(WHAT IS BEING ASKED)
This task calls for every entry below to be repeated exactly, without the pictures.

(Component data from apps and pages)
##########
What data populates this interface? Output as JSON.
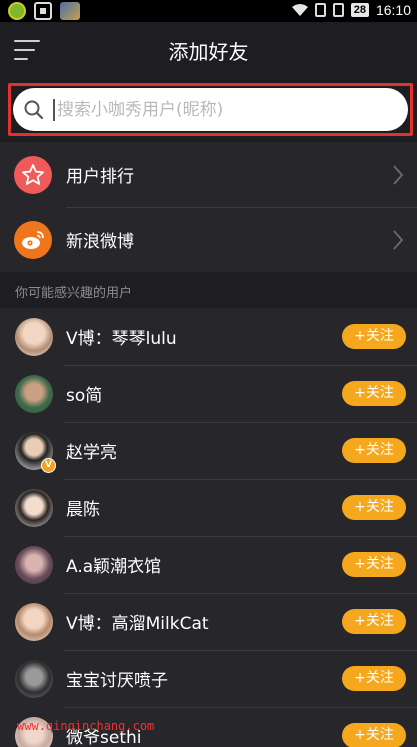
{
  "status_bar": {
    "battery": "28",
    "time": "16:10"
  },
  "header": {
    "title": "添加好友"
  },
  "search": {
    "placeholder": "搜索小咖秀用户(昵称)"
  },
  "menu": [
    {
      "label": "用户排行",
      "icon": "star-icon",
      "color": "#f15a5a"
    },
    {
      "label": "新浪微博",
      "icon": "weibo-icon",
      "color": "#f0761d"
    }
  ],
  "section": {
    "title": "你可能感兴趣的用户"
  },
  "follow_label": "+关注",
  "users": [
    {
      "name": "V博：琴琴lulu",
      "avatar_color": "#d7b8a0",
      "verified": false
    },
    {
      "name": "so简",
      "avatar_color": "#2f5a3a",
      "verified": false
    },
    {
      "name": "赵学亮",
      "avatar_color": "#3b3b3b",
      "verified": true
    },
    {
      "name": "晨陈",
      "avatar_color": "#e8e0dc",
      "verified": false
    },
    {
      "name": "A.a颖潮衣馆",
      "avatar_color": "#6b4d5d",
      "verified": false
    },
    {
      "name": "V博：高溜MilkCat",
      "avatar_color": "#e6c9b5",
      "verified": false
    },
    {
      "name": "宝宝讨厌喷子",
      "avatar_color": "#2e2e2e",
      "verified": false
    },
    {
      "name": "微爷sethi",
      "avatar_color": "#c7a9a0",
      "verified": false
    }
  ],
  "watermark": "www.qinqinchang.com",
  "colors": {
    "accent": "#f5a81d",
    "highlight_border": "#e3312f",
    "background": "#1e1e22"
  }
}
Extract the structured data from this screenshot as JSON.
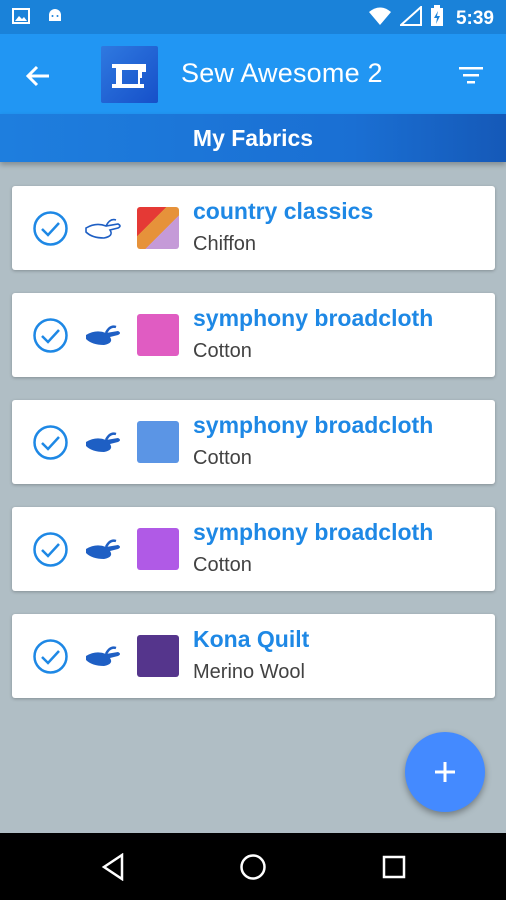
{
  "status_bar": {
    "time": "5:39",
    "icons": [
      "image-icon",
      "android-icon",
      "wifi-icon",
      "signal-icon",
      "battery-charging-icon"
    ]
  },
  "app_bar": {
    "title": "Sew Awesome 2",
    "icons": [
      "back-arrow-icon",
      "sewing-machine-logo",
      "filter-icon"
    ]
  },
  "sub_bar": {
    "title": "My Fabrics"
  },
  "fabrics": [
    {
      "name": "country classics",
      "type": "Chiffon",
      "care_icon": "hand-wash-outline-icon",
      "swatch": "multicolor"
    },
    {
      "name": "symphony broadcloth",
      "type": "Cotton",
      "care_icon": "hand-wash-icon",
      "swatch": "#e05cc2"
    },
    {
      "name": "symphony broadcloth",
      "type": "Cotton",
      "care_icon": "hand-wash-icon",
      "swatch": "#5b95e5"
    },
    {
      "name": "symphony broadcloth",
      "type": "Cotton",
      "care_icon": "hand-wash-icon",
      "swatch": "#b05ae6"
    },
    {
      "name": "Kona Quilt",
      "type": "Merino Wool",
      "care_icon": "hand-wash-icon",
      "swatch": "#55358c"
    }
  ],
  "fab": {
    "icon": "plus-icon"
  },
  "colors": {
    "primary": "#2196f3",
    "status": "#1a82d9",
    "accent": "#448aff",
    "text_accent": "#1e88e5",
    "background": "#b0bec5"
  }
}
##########
(WRITTEN ANSWER)
What data populates this interface? Output as JSON.
{
  "status_bar": {
    "battery": "28",
    "time": "16:10"
  },
  "header": {
    "title": "添加好友"
  },
  "search": {
    "placeholder": "搜索小咖秀用户(昵称)"
  },
  "menu": [
    {
      "label": "用户排行",
      "icon": "star-icon",
      "color": "#f15a5a"
    },
    {
      "label": "新浪微博",
      "icon": "weibo-icon",
      "color": "#f0761d"
    }
  ],
  "section": {
    "title": "你可能感兴趣的用户"
  },
  "follow_label": "+关注",
  "users": [
    {
      "name": "V博：琴琴lulu",
      "avatar_color": "#d7b8a0",
      "verified": false
    },
    {
      "name": "so简",
      "avatar_color": "#2f5a3a",
      "verified": false
    },
    {
      "name": "赵学亮",
      "avatar_color": "#3b3b3b",
      "verified": true
    },
    {
      "name": "晨陈",
      "avatar_color": "#e8e0dc",
      "verified": false
    },
    {
      "name": "A.a颖潮衣馆",
      "avatar_color": "#6b4d5d",
      "verified": false
    },
    {
      "name": "V博：高溜MilkCat",
      "avatar_color": "#e6c9b5",
      "verified": false
    },
    {
      "name": "宝宝讨厌喷子",
      "avatar_color": "#2e2e2e",
      "verified": false
    },
    {
      "name": "微爷sethi",
      "avatar_color": "#c7a9a0",
      "verified": false
    }
  ],
  "watermark": "www.qinqinchang.com",
  "colors": {
    "accent": "#f5a81d",
    "highlight_border": "#e3312f",
    "background": "#1e1e22"
  }
}
Extract the structured data from this screenshot as JSON.
{
  "status_bar": {
    "time": "5:39",
    "icons": [
      "image-icon",
      "android-icon",
      "wifi-icon",
      "signal-icon",
      "battery-charging-icon"
    ]
  },
  "app_bar": {
    "title": "Sew Awesome 2",
    "icons": [
      "back-arrow-icon",
      "sewing-machine-logo",
      "filter-icon"
    ]
  },
  "sub_bar": {
    "title": "My Fabrics"
  },
  "fabrics": [
    {
      "name": "country classics",
      "type": "Chiffon",
      "care_icon": "hand-wash-outline-icon",
      "swatch": "multicolor"
    },
    {
      "name": "symphony broadcloth",
      "type": "Cotton",
      "care_icon": "hand-wash-icon",
      "swatch": "#e05cc2"
    },
    {
      "name": "symphony broadcloth",
      "type": "Cotton",
      "care_icon": "hand-wash-icon",
      "swatch": "#5b95e5"
    },
    {
      "name": "symphony broadcloth",
      "type": "Cotton",
      "care_icon": "hand-wash-icon",
      "swatch": "#b05ae6"
    },
    {
      "name": "Kona Quilt",
      "type": "Merino Wool",
      "care_icon": "hand-wash-icon",
      "swatch": "#55358c"
    }
  ],
  "fab": {
    "icon": "plus-icon"
  },
  "colors": {
    "primary": "#2196f3",
    "status": "#1a82d9",
    "accent": "#448aff",
    "text_accent": "#1e88e5",
    "background": "#b0bec5"
  }
}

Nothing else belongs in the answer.